YOUR MEDS MAY BE MAKING YOU FALL
Researchers say deaths from falls are up sharply in the Senior population due to a surge in the use of medications that increase the risk of falling. In 2017, the number of U.S. Seniors who took medications that increased their risk of falls had risen to 94%. Deaths caused by falls have more than doubled, a new study found.
The medications prescribed are meant to treat conditions ranging from high blood pressure to depression. Drugs that can increase the risk of falls include antidepressants, some high blood pressure and anti-seizure medicines, antipsychotics, opioids, sedative hypnotics and tranquilizers. Can patients and their doctors find the right balance? Many prescription drugs are necessary medications, but there needs to be a conversation about risks and advantages, as well as side effects.
Dr. Amy Shaver, a postdoctoral research fellow at the University at Buffalo School of Public Health and Health Professions, was inspired to investigate the link between falls and medications by a 2019 editorial in a medical journal that noted an increase in deaths due to falls among older Americans without offering a cause. A pharmacist, Shaver wondered if prescription drugs might be the culprit.
For the study, Shaver's team compared death data from 1999 to 2017 for Americans aged 65 and older, to information on medical spending to determine whether medications and falls had increased. Over the study period, older adults filled more than 7.8 billion prescriptions for drugs that can increase the risk of falls, the findings showed. Most were high blood pressure medicines. Prescriptions for antidepressants also rose sharply, from 12 million in 1999 to more than 52 million in 2017. Over the period, falls more than doubled from 29.4 per 100,000 to 63.3 per 100,000, the investigators found. Two really strong trends saying that there's something here that needs further investigation.
Remember that many medications may make a person feel a little unsteady. This could become even worse if you or a loved one are already physically impaired because of other health conditions. If you feel a medication is having an adverse effect discuss it with the doctor, also inquire if adjusting the dosage might make a difference. This may be helpful in cases where drug alternatives are not available for a certain illness or condition. There should be a discussion about whether the benefits of being on the drug outweighs the potential harm.

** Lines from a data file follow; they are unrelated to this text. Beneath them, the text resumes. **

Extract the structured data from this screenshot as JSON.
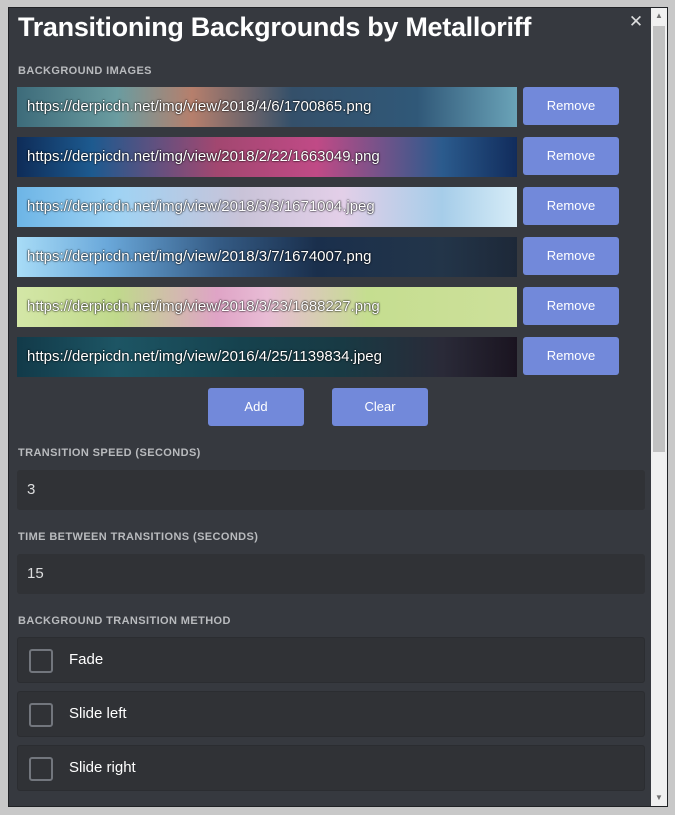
{
  "modal": {
    "title": "Transitioning Backgrounds by Metalloriff",
    "close_glyph": "✕"
  },
  "background_images": {
    "label": "Background Images",
    "remove_label": "Remove",
    "items": [
      {
        "url": "https://derpicdn.net/img/view/2018/4/6/1700865.png"
      },
      {
        "url": "https://derpicdn.net/img/view/2018/2/22/1663049.png"
      },
      {
        "url": "https://derpicdn.net/img/view/2018/3/3/1671004.jpeg"
      },
      {
        "url": "https://derpicdn.net/img/view/2018/3/7/1674007.png"
      },
      {
        "url": "https://derpicdn.net/img/view/2018/3/23/1688227.png"
      },
      {
        "url": "https://derpicdn.net/img/view/2016/4/25/1139834.jpeg"
      }
    ],
    "add_label": "Add",
    "clear_label": "Clear"
  },
  "transition_speed": {
    "label": "Transition Speed (seconds)",
    "value": "3"
  },
  "time_between": {
    "label": "Time Between Transitions (seconds)",
    "value": "15"
  },
  "transition_method": {
    "label": "Background Transition Method",
    "options": [
      {
        "label": "Fade",
        "checked": false
      },
      {
        "label": "Slide left",
        "checked": false
      },
      {
        "label": "Slide right",
        "checked": false
      }
    ]
  },
  "colors": {
    "modal_bg": "#36393f",
    "button": "#7289da",
    "field_bg": "#303236",
    "label": "#b9bbbe"
  }
}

What actions should you take? As a safeguard, have the home assessed for risk of falls and ask your pharmacist to review your medication list for possible side effects and drug interactions which might contribute to falls. Simultaneous use of multiple drugs is a huge problem in Seniors, see if any medications could potentially be reduced or if there are safer alternatives.

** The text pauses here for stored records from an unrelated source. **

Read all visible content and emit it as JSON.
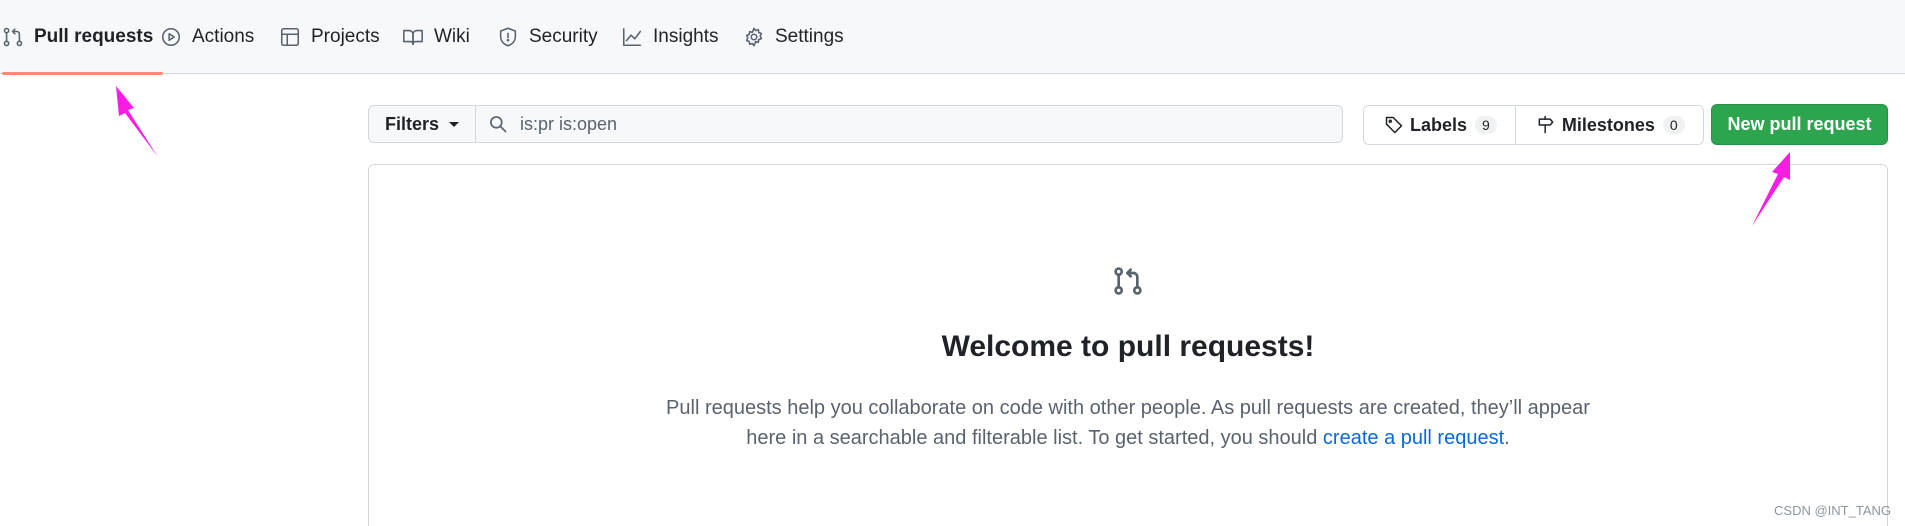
{
  "tabs": [
    {
      "label": "Pull requests",
      "icon": "pull-request-icon",
      "active": true
    },
    {
      "label": "Actions",
      "icon": "play-icon"
    },
    {
      "label": "Projects",
      "icon": "table-icon"
    },
    {
      "label": "Wiki",
      "icon": "book-icon"
    },
    {
      "label": "Security",
      "icon": "shield-icon"
    },
    {
      "label": "Insights",
      "icon": "graph-icon"
    },
    {
      "label": "Settings",
      "icon": "gear-icon"
    }
  ],
  "filters": {
    "label": "Filters"
  },
  "search": {
    "value": "is:pr is:open"
  },
  "labels": {
    "label": "Labels",
    "count": "9"
  },
  "milestones": {
    "label": "Milestones",
    "count": "0"
  },
  "new_pr": {
    "label": "New pull request"
  },
  "blankslate": {
    "title": "Welcome to pull requests!",
    "desc_before": "Pull requests help you collaborate on code with other people. As pull requests are created, they’ll appear here in a searchable and filterable list. To get started, you should ",
    "link": "create a pull request",
    "desc_after": "."
  },
  "annotation_color": "#f81ce5",
  "watermark": "CSDN @INT_TANG"
}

The National Institute on Aging offers these tips for avoiding falls and fractures: https://www.nia.nih.gov/health/prevent-falls-and-fractures
Contact Us: Medical costs related to fall injuries in older Americans are high. Even minor falls can endanger older adults and leave damage that lowers their quality of life. For seniors, independence and safety are both important. Preventing falls is an effective way to help seniors stay independent longer. One of the services Visiting Angels offers is an in-home fall risk assessment – it is complimentary for clients. When fall risk increases due to illness or frailty, arranging for a caregiver to assist with the daily routine and watch over your loved one might be beneficial. Call us at 561-328-7611 to learn more.
This article not intended as medical, legal or financial advice.